National Gingerbread House Day

And I had but one penny in the world, thou should’st have it to buy gingerbread.

— William Shakespeare, “Love’s Labor’s Lost”

400 lb Ginger bread house replica of The White House, along with Obama family dog, “Bo”

National gingerbread house day also happened to fall on my hubby’s birthday so it was an extra special day. We started off by setting out all the candies in dishes to decorate the house.

These make adorable shutters
More Candy!

Then the kiddos put on their Gingerbread headbands and ate their gingerbread men while they started to decorate the gingerbread house.

Yummy gingerbread men!!

While they were busy munching on their cookies, decorating, and sneaking a candy, or two, I read them The Gingerbread Girl.

The Gingerbread Girl, cute ready, highly recommend
He ran as fast as he could but she caught that gingerbread man.

Once the story was over they had a lot of wonderful questions regarding gingerbread and gingerbread houses such as; where did gingerbread come from? Why do we decorate a gingerbread houses? Does Santa decorate Gingerbread houses?

Kiddos decorating the house, they would place one candy on the house and then one in their mouth, and repeat.

Unfortunately I felt about as prepared to answer their gingerbread question as Governor Perry was when he was asked to identify the three departments he would eliminate as president. I just stood there racking my brain trying to recall any gingerbread facts or tidbits from school, but I had nothing.  So I told the kiddos that they have such wonderful questions and they’re questions that deserve a valid response so, I would do some research and get back with them later.

The first time Juli Carvatt of Clinton, N.J., made a gingerbread house she took home the Best in Show prize at the inaugural Gingerbread House competition held by Delaware Technical & Community College’s Culinary Arts Department at the Hilton Wilmington/Christiana.

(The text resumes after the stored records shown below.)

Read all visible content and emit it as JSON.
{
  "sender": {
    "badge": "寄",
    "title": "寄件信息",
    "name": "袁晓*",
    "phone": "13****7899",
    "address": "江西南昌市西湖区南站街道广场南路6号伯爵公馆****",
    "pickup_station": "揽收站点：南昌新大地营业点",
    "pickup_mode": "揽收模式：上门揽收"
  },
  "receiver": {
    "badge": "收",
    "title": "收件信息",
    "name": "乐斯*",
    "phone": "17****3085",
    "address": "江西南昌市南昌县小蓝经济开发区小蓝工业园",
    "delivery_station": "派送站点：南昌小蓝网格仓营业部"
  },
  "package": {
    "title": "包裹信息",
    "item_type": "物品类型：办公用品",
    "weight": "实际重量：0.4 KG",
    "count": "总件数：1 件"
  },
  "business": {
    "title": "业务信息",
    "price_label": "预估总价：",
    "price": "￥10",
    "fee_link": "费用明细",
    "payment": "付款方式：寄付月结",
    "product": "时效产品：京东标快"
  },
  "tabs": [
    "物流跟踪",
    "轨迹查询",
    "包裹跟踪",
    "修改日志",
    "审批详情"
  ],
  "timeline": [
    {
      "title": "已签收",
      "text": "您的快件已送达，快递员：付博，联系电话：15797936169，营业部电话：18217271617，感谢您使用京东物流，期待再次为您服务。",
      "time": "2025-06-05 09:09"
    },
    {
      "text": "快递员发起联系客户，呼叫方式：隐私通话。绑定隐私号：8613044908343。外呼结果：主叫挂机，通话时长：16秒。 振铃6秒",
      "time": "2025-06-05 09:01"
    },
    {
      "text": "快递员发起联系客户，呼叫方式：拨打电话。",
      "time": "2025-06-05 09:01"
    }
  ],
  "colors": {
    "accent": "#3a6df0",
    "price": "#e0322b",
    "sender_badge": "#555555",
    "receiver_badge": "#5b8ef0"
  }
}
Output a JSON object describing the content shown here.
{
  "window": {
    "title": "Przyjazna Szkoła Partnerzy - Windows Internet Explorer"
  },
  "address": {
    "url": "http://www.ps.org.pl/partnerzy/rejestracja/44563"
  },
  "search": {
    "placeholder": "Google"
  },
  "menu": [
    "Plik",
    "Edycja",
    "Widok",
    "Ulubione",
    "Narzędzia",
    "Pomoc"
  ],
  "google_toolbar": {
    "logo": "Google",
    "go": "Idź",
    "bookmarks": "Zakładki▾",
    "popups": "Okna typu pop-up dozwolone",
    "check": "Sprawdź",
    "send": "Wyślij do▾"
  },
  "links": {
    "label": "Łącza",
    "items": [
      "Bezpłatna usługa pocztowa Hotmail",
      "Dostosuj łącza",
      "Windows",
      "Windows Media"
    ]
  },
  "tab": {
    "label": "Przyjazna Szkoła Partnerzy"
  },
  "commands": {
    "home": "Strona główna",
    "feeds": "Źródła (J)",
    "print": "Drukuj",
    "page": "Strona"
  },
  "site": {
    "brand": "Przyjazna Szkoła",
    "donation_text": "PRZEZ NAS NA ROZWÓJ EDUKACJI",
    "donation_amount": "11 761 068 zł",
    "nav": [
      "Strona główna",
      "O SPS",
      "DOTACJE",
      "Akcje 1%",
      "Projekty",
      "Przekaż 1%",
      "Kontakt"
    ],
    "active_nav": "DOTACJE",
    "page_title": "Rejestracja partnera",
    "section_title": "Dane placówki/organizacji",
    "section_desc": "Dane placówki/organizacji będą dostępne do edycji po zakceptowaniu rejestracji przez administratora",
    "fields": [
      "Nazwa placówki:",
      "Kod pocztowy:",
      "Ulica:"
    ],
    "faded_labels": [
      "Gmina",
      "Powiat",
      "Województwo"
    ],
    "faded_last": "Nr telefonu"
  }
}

Here is what my research unfolded……

An early form of gingerbread can be traced to the ancient Greeks and Egyptians who used it for ceremonial purposes. Gingerbread made an appearance in Europe when 11th-century crusaders brought the spice back from the Middle East for the rich folks’ cooks to experiment with. As ginger and other spices became more affordable to the masses, gingerbread caught on. An early European recipe consisted of ground almonds, stale breadcrumbs, rosewater, sugar and, naturally, ginger. The resultant paste was pressed into wooden molds.These carved works of art served as a sort of story board that told the news of the day, bearing the likeness of new kings, emperors and queens, or religious symbols. The finished cookie might be decorated with edible gold paint (for those who could afford it) or flat white icing to bring out the details in relief. In the 16th century, the English replaced the breadcrumbs with flour, and added eggs and sweeteners, resulting in a lighter product. The first gingerbread man is credited to Queen Elizabeth I, who knocked the socks off visiting dignitaries by presenting them with one baked in their own likeness. Gingerbread tied with ribbon was popular at fairs and, when exchanged, became a token of love. On a more practical note, before refrigeration was a twinkle in someone’s eye, aromatic crumbled gingerbread was added to recipes to mask the odor of decaying meat.

Frank Lloyd Wrights Fallingwater,

The gingerbread house became popular in Germany after the Brothers Grimm published their fairy tale collection which included “Hansel and Gretel” in the 19th century. Early German settlers brought this lebkuchenhaeusle – gingerbread house – tradition to the Americas. Source

The gingerbread house is huge, probably 15 feet tall, and contains 1,050 pounds of honey, 140 pints of egg whites, 600 pounds of powdered sugar, 700 pounds of chocolate, 800 pounds of flour, and 35 pounds of spices. Photo by Brian Bennett.

And here is our Gingerbread House. Granted it will not be winning any best of show but we had the best time making it together and sharing in what hopes to become a great family tradition.

Okay, so maybe it isn’t the best of show but it get the first prize in my eyes because my little ones decorated it.

Teaching children to graciously receive gifts

Teaching children to graciously receive gifts

It is inevitable that somewhere along your Christmas celebration journeys your child will receive something they do not like, they do not understand, or a duplicate. As moms we try our best to prepare our children for gracious gift acceptance prior to the guests arrival or arriving at the individual’s home who is hosting the gift exchange/Christmas celebration.

The classic mommy preparation involves trying to address all possible scenarios for various angles, as if we are preparing a politician for a press conference, tricky business. And no matter how much time or effort goes into your preparations you still find yourself starting to sweat a little once your little one begins to open their gifts. You even find yourself praying that they do not receive that particular toy that you have been ranting about for weeks every time the commercial comes on or you see it in the stores. You were partially impressed when your child had your rant down to a tee but now you realize that maybe it wasn’t such a great idea to vocalize your opinion repeatedly.

So, for this Momup! Monday I am posting a few humorous clips of children receiving Christmas gifts and asking you to please share your stories and how you prepare your children to graciously receive gifts.